Friend, do you realize that the hard things we go through are partly meant to accomplish that same thing? Remind us of our smallness, our finite-ness. We are not “all that” and we do not have all the answers. The hard road, the tough going journey, it forces the humbled heart to thrust a desperate hand heavenward for help. When we become aware that we are needy, then God works everything for good...that is, to be like Jesus (if we keep that often misused verse in context).
Good things can come from hard things. One of the best things that can be a result is that we become comfortable with leaning harder on God and less upon people. People can be fickle and biased. They may not always tell us exactly the truth we need to hear. God IS truth. The same luxurious, no-strings-attached love He loved us with at our salvation continues burning bright days, weeks, months, years later. To be dropped into a situation which forces me to rejoice more in this is excellent for my heart, even though the process may be painful.
We are not alone. We have Jesus before the throne–our Savior who has known excruciating pain, aching separation, heart-rending judgement and perplexing misunderstanding. He’s there, with all that back story, pleading in the most knowledgeable way anyone ever could, for you and me.
If you have visited this blog very often, you know I love old hymn books and texts. And they come flooding over me as I write this:
Oh yes, He cares, I know He cares–His heart is touched with my grief…Constantly abiding, Jesus is mine…He never leaves me lonely, whispers oh so kind, I will never leave thee…All the way my Savior leads me, cheers each winding path I tread, gives me grace for every trial…No, never alone! No, never alone! Sin and despair, like the sea waves cold, Threaten the soul with infinite loss; Grace that is greater, yes, grace untold, Points to the refuge, the mighty cross.
I could go on and on. So many of those texts sprang from the ashes of great weakness and heaviness. Victorious words.

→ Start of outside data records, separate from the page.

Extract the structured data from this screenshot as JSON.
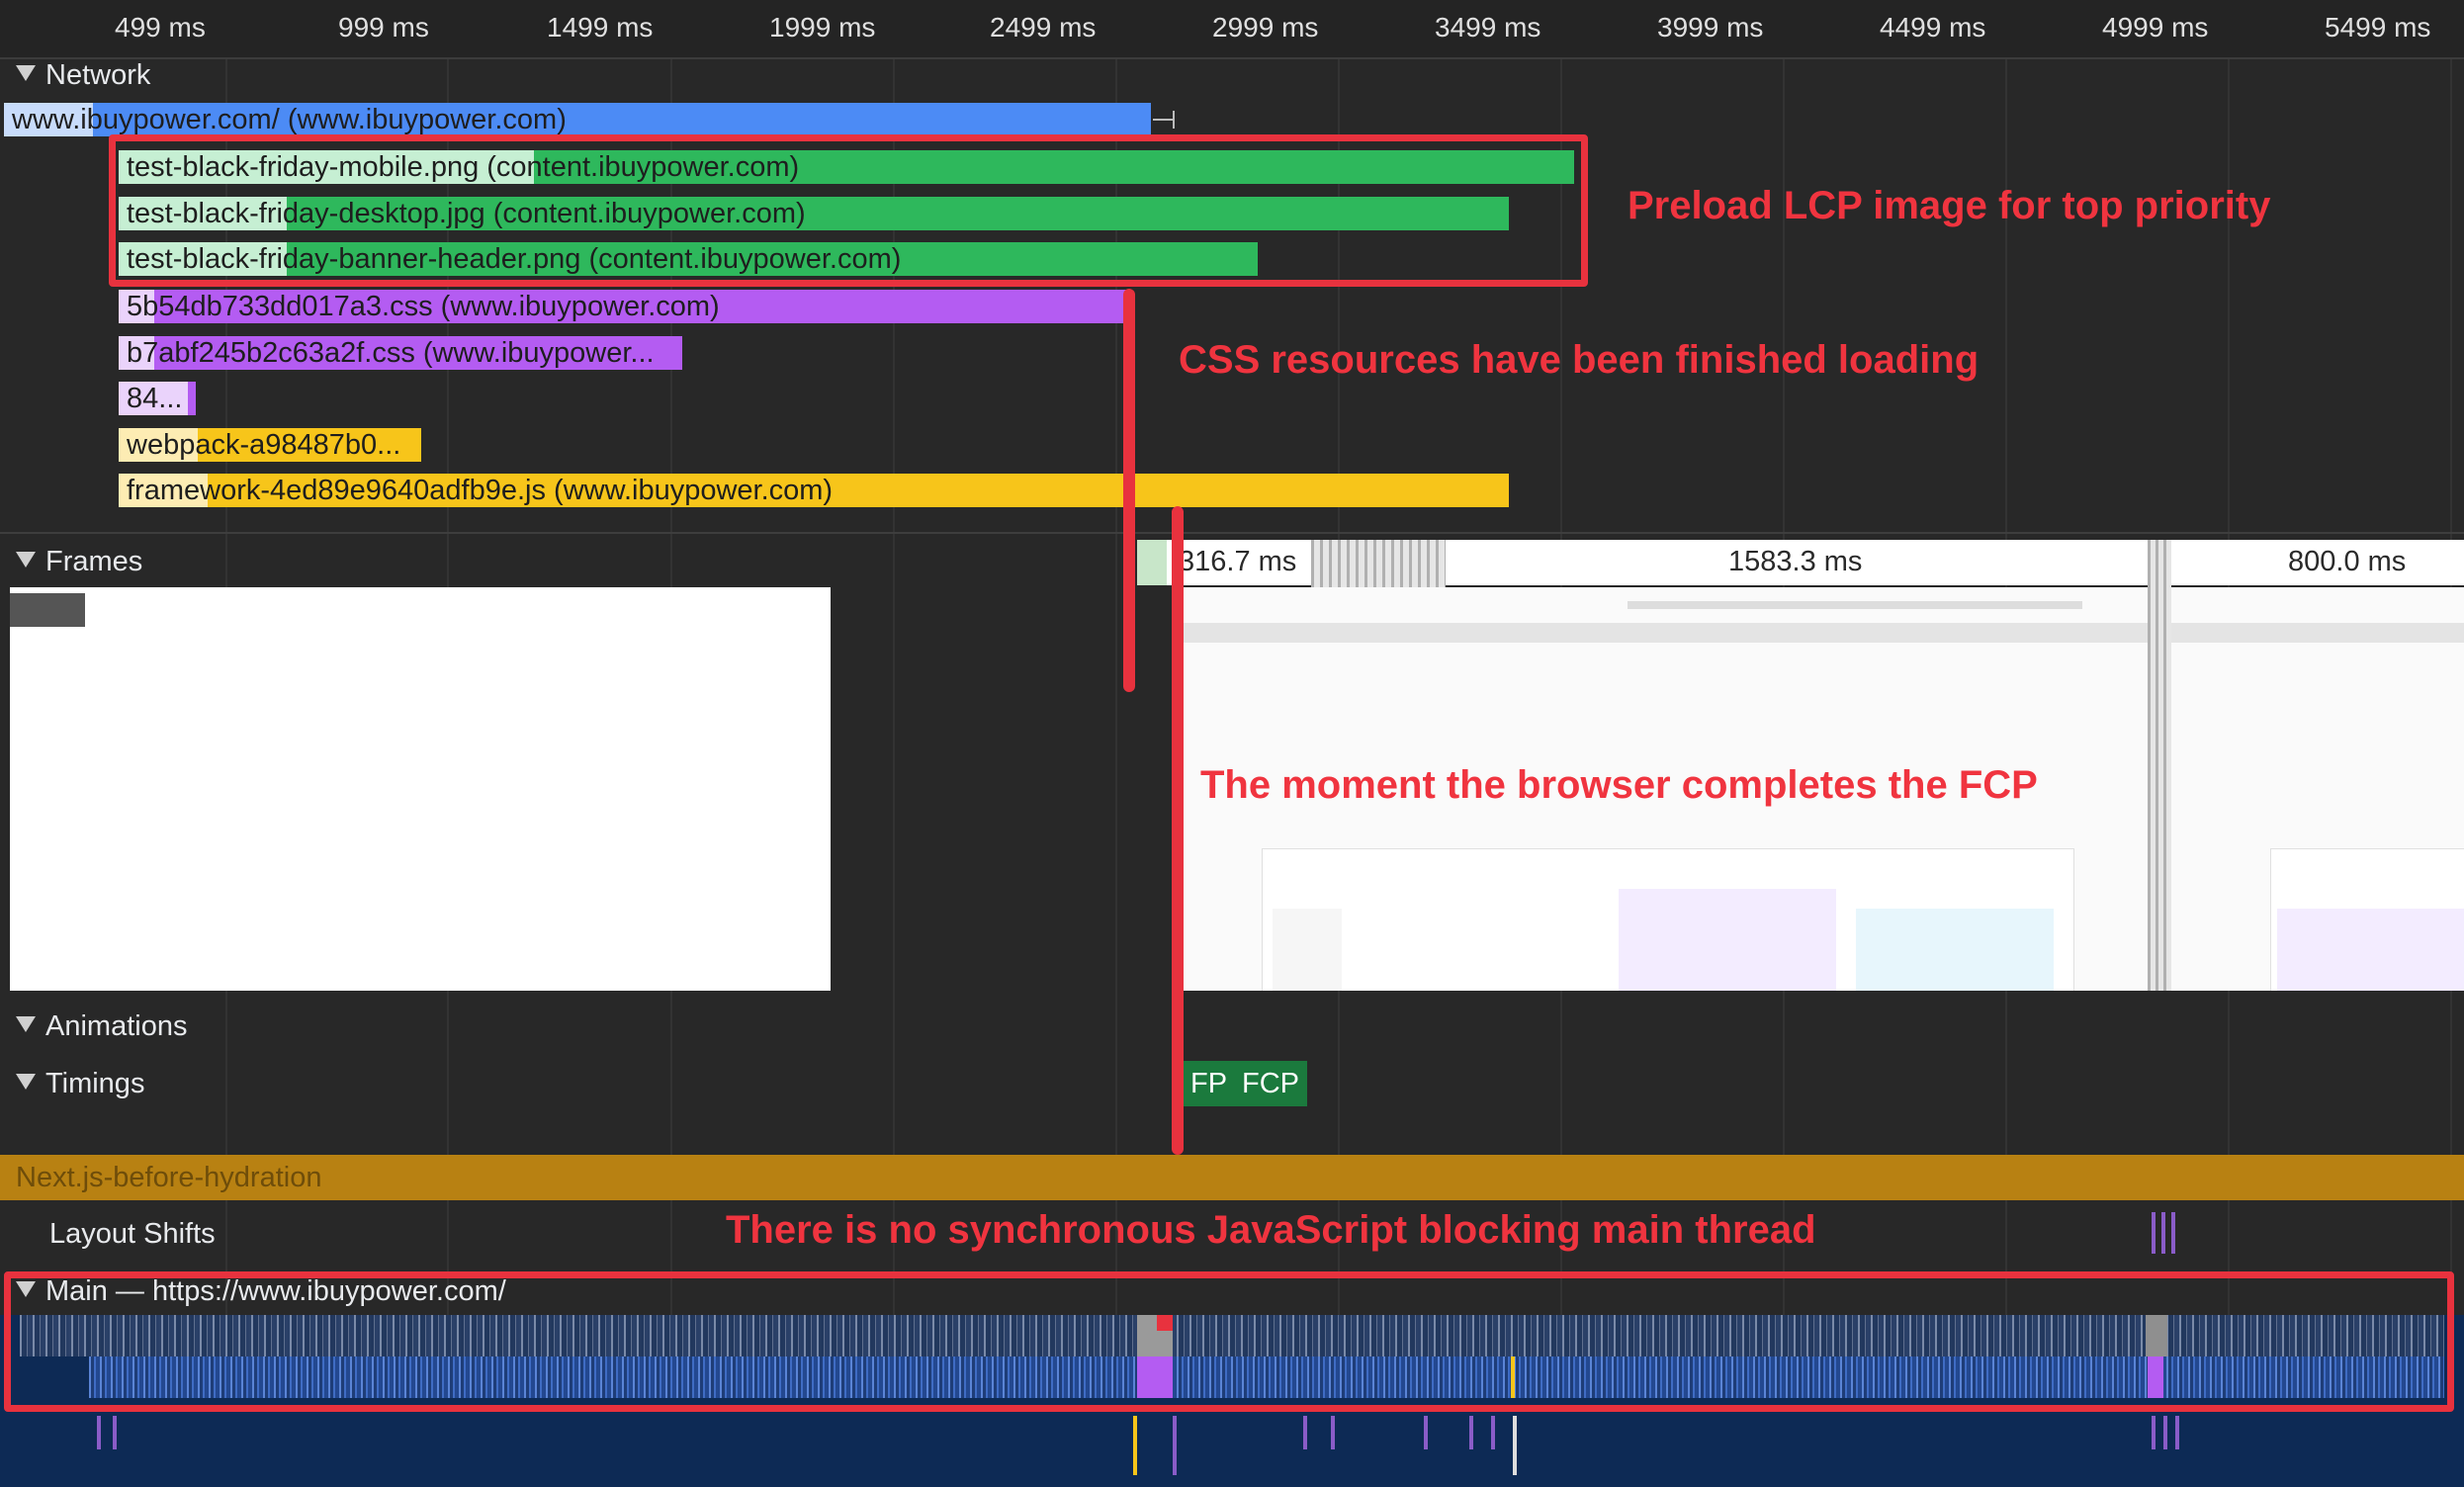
{
  "ruler": {
    "ticks": [
      "499 ms",
      "999 ms",
      "1499 ms",
      "1999 ms",
      "2499 ms",
      "2999 ms",
      "3499 ms",
      "3999 ms",
      "4499 ms",
      "4999 ms",
      "5499 ms"
    ]
  },
  "tracks": {
    "network": "Network",
    "frames": "Frames",
    "animations": "Animations",
    "timings": "Timings",
    "nextjs": "Next.js-before-hydration",
    "layout_shifts": "Layout Shifts",
    "main": "Main — https://www.ibuypower.com/"
  },
  "network_requests": [
    {
      "label": "www.ibuypower.com/ (www.ibuypower.com)",
      "type": "document"
    },
    {
      "label": "test-black-friday-mobile.png (content.ibuypower.com)",
      "type": "image"
    },
    {
      "label": "test-black-friday-desktop.jpg (content.ibuypower.com)",
      "type": "image"
    },
    {
      "label": "test-black-friday-banner-header.png (content.ibuypower.com)",
      "type": "image"
    },
    {
      "label": "5b54db733dd017a3.css (www.ibuypower.com)",
      "type": "css"
    },
    {
      "label": "b7abf245b2c63a2f.css (www.ibuypower...",
      "type": "css"
    },
    {
      "label": "84...",
      "type": "css"
    },
    {
      "label": "webpack-a98487b0...",
      "type": "script"
    },
    {
      "label": "framework-4ed89e9640adfb9e.js (www.ibuypower.com)",
      "type": "script"
    }
  ],
  "frames": {
    "durations": [
      "316.7 ms",
      "1583.3 ms",
      "800.0 ms"
    ]
  },
  "timings": {
    "fp": "FP",
    "fcp": "FCP"
  },
  "annotations": {
    "preload": "Preload LCP image for top priority",
    "css_done": "CSS resources have been finished loading",
    "fcp_moment": "The moment the browser completes the FCP",
    "no_sync_js": "There is no synchronous JavaScript blocking main thread"
  },
  "colors": {
    "document": "#4c8bf5",
    "image": "#2eb85c",
    "css": "#b45cf2",
    "script": "#f7c51a",
    "annotation": "#e8323e"
  }
}
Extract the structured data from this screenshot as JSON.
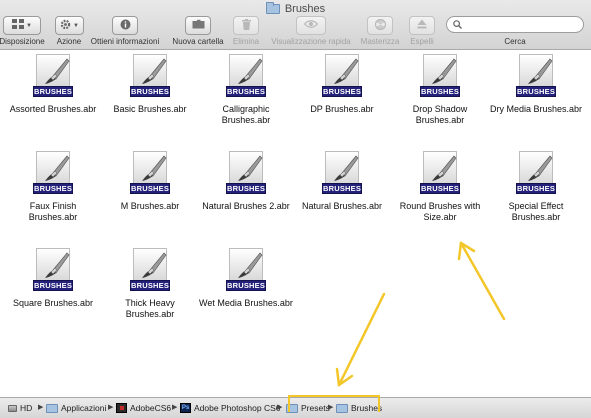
{
  "window": {
    "title": "Brushes"
  },
  "toolbar": {
    "items": [
      {
        "label": "Disposizione",
        "icon": "grid-view-icon",
        "enabled": true
      },
      {
        "label": "Azione",
        "icon": "gear-icon",
        "enabled": true
      },
      {
        "label": "Ottieni informazioni",
        "icon": "info-icon",
        "enabled": true
      },
      {
        "label": "Nuova cartella",
        "icon": "new-folder-icon",
        "enabled": true
      },
      {
        "label": "Elimina",
        "icon": "trash-icon",
        "enabled": false
      },
      {
        "label": "Visualizzazione rapida",
        "icon": "eye-icon",
        "enabled": false
      },
      {
        "label": "Masterizza",
        "icon": "burn-icon",
        "enabled": false
      },
      {
        "label": "Espelli",
        "icon": "eject-icon",
        "enabled": false
      }
    ],
    "search": {
      "label": "Cerca",
      "value": "",
      "placeholder": ""
    }
  },
  "files": {
    "badge_text": "BRUSHES",
    "items": [
      {
        "name": "Assorted Brushes.abr"
      },
      {
        "name": "Basic Brushes.abr"
      },
      {
        "name": "Calligraphic Brushes.abr"
      },
      {
        "name": "DP Brushes.abr"
      },
      {
        "name": "Drop Shadow Brushes.abr"
      },
      {
        "name": "Dry Media Brushes.abr"
      },
      {
        "name": "Faux Finish Brushes.abr"
      },
      {
        "name": "M Brushes.abr"
      },
      {
        "name": "Natural Brushes 2.abr"
      },
      {
        "name": "Natural Brushes.abr"
      },
      {
        "name": "Round Brushes with Size.abr"
      },
      {
        "name": "Special Effect Brushes.abr"
      },
      {
        "name": "Square Brushes.abr"
      },
      {
        "name": "Thick Heavy Brushes.abr"
      },
      {
        "name": "Wet Media Brushes.abr"
      }
    ]
  },
  "pathbar": {
    "crumbs": [
      {
        "label": "HD",
        "icon": "hard-drive-icon"
      },
      {
        "label": "Applicazioni",
        "icon": "folder-icon"
      },
      {
        "label": "AdobeCS6",
        "icon": "adobe-folder-icon"
      },
      {
        "label": "Adobe Photoshop CS6",
        "icon": "photoshop-folder-icon"
      },
      {
        "label": "Presets",
        "icon": "folder-icon"
      },
      {
        "label": "Brushes",
        "icon": "folder-icon"
      }
    ]
  },
  "colors": {
    "annotation": "#f3c62a",
    "badge": "#24217a",
    "folder": "#a7c3e2"
  }
}
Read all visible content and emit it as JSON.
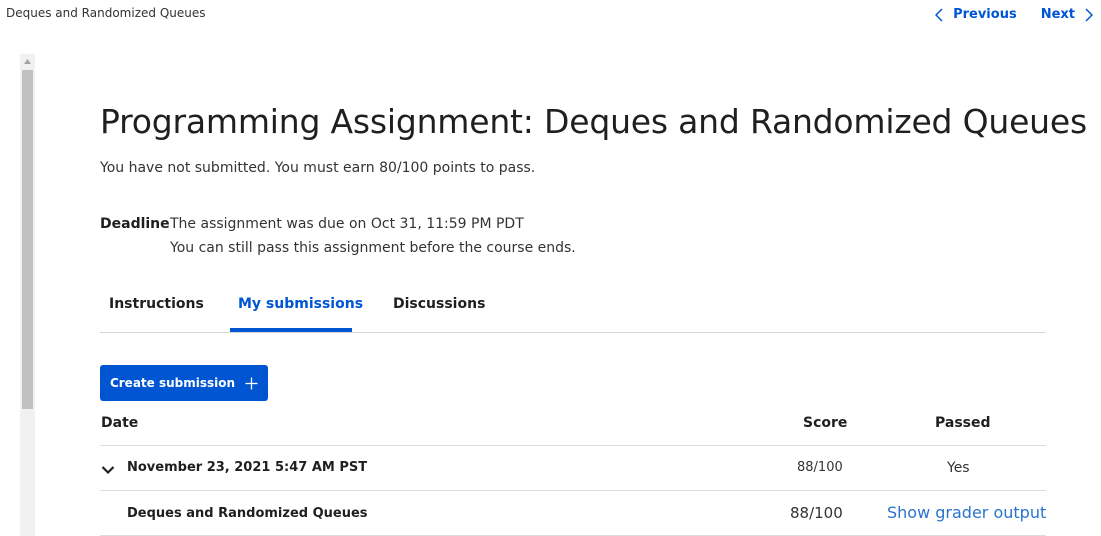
{
  "breadcrumb": "Deques and Randomized Queues",
  "nav": {
    "previous": "Previous",
    "next": "Next",
    "accent": "#0056d2"
  },
  "assignment": {
    "title": "Programming Assignment: Deques and Randomized Queues",
    "status": "You have not submitted. You must earn 80/100 points to pass.",
    "deadline_label": "Deadline",
    "deadline_line1": "The assignment was due on Oct 31, 11:59 PM PDT",
    "deadline_line2": "You can still pass this assignment before the course ends."
  },
  "tabs": [
    {
      "label": "Instructions",
      "active": false
    },
    {
      "label": "My submissions",
      "active": true
    },
    {
      "label": "Discussions",
      "active": false
    }
  ],
  "create_button": "Create submission",
  "table": {
    "headers": {
      "date": "Date",
      "score": "Score",
      "passed": "Passed"
    },
    "submission": {
      "date": "November 23, 2021 5:47 AM PST",
      "score": "88/100",
      "passed": "Yes",
      "part": {
        "name": "Deques and Randomized Queues",
        "score": "88/100",
        "link": "Show grader output"
      }
    }
  },
  "icons": {
    "previous": "chevron-left-icon",
    "next": "chevron-right-icon",
    "create": "plus-icon",
    "expand": "chevron-down-icon",
    "scroll_up": "arrow-up-icon"
  }
}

I have told each of our kids on various occasions that trials are meant to be stepping stones to lift us higher. He never means for us to be crushed, but there are times He needs to break our will. Our Savior faced the question…why shouldn’t we be put in circumstances which also test the genuineness of our profession? We have no idea what the observable courage of our “stepping stone” experience might do for an onlooker who is grappling with doubts about whether God is really enough. There is a rest and sweetness in knowing we can trust Him even in overwhelming, inexplicable circumstances. But we don’t trust anyone we don’t know, especially with very personal, costly, or tender things.
So, here’s the question for the day: Do you trust Him? Read His letter to you. In its pages you’ll see occasion after occasion where human beings have encountered hard things. By design, God has included these real-life accounts, because He knew life would be hard. Joseph. Moses, David. Hannah. Naomi. Ruth. Jeremiah. Job. Paul. There are more. They are there to show us the way, to give us hope, to show us what it looks like to trust, and to reveal to us that our God is trustworthy.
God’s hand wrote your name in the Book of Life, if you know Him as Savior. The entirety of creation is the work of His fingers. With His mighty hand and outstretched arm He delivered the children of Israel. Reach for it. That same hand is upon you for good today as you seek Him.